Filmed over a seven-year period before its release in 1971, Pink Narcissus remains extraordinary. John Bidgood developed the extravagant imagery of this film shot on Super-8 almost entirely within the walls of his cramped New York apartment. That restricted space is the work’s basic premise: a male prostitute idly sits at home in between the visits of clients. Yet the largely silent, 65-minute film bursts visual and temporal confines in a centrifuge of erotic fantasy.
In a sequence of scenes awash in pink and blue, actor Bobby Kendall daydreams himself into another dimension, imagining himself as a succession of make-believe characters: a Spanish matador, an ancient Roman slave, and, of course, the mythical Narcissus. What the film lacks in coherent narrative it makes up for in a mesmerizing montage of costumes and landscapes, steeped in lavish colour and often wrought from papier mâché. Originally released without the consent of Bidgood (whose anonymity contributed to the film’s cult status), Pink Narcissus looms large in the pantheon of queer cinema.
Less well known, however, are the photographs the director took while preparing the film. Presented here are 13 examples: small, square-format images that appear less like screen tests than fully-fledged works in their own right. In one image, a bare chested blonde-haired man unzips his pants, while a simulacrum of the Eiffel Tower tilts off-kilter behind him. Another reveals, from worm’s eye view, the oiled thighs and prodigious codpiece of a man grasping a gladiator’s helmet. (Or is it Hermes?
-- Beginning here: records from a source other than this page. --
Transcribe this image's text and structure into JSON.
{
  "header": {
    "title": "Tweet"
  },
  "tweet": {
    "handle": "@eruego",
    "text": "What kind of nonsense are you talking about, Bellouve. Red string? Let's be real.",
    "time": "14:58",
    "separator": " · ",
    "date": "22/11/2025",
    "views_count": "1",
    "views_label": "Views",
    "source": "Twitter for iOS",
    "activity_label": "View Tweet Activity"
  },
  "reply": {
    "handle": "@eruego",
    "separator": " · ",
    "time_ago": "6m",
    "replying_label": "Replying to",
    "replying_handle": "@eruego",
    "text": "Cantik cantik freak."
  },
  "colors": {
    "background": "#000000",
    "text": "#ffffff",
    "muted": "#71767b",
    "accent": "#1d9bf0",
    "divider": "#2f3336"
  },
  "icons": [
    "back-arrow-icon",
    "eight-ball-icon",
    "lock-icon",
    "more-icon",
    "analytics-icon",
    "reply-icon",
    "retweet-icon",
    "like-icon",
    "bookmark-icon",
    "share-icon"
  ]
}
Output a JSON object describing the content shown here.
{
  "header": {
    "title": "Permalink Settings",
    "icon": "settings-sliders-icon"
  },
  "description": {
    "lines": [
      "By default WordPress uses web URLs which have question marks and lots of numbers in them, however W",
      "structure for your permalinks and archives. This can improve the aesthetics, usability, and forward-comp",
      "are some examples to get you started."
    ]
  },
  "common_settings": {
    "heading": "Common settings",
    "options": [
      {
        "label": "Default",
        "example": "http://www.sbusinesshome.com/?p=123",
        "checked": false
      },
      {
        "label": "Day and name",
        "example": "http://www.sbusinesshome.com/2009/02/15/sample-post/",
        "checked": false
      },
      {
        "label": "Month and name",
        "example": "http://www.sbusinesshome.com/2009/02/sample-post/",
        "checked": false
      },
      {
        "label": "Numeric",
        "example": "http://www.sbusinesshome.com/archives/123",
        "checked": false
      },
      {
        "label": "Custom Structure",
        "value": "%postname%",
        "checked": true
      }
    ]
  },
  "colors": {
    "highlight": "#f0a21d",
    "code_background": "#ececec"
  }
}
Or Mars?). Still another shows the same model, presumably suspended from the ceiling, as he rides some sort of jewelled animal, grinning like Peter Pan soaring above the stage. Pink Narcissus itself plays on a loop in an adjacent gallery, affording some comparison of its imagery with these shots.
While the latter seem largely autonomous works, Bidgood evidently advertised many of these works as available for sale in ‘physique’ magazines during the 1960s – magazines whose imagery he clearly drew upon, even as he plainly subverted their virility. Some of the images eschew plain, full-body depictions for different effects. Untitled – Sandcastles Series #6 (1963), for example, reveals the heads of two supine men in close, intimate quarters. Untitled – Sandcastles Series #14 (1963), by contrast, plays with distortions of scale; its foregrounded figure looms so much larger than a man in the background as to seem part of a collage.
In its mix of mannered form and outré content, Pink Narcissus has few equals in postwar cinema (Carmelo Bene’s Salome of 1964 comes to mind, in its combination of erotic theme and hallucinatory effects). Its influence may be felt in a range of practices, from Pierre et Gilles’s hyper-stylized photographs to David LaChapelle’s glittery tableaux to Zach Snyder’s film 300 (2006). The exhibition passed over such comparisons, however, in hanging a number of recent photographs by John Maybury in an adjoining gallery. Known chiefly as a filmmaker, Maybury authored one of the best artist biopics in recent memory – Love is the Devil: Study for a Portrait of Francis Bacon (1998). That film’s creative, painterly evocations of Bacon’s masochistic tendencies would seem to have pre-disposed Maybury to venturing erotic images in the vein of Bidgood’s work.
Instead, this selection of ten black and white prints by Maybury feature the Temple of Segesta in Sicily, occasionally framed with a lone, nude male model. Appropriate to the temple’s Doric order, however, the photographs are stately and unadorned. Two of the works – Tempio di Segesta 1, Tempio di Segesta 2 and Tempio di Segesta 3 (Temple of Segesta, all 2015) – reveal symmetrical, cropped views of the ruined structure. Segesta 4 (Arthur Gillet), Segesta 5 (Arthur Gillet) and Segesta 6 (Arthur Gillet) depict their eponymous model against different spaces and textures, whether a steep set of ruined stairs or a larger panorama. Segesta 1 (Arthur Gillet), Segesta 2 (Arthur Gillet) and Segesta 3 (Arthur Gillet) (all 2015) home in on the lone figure, surrounded only by an inky black. In these blurrier, more impish shots, the model’s long, satyr-like beard gives the lie to Doric propriety, evoking instead a Dionysian sensuality. The dynamic hanging highlighted Maybury’s keen framing as well as the series’ conceptual interplay between classical structure and human sentience. The ‘Segesta’ works, in short, held their own, while forming a fitting complement to Bidgood’s very different work.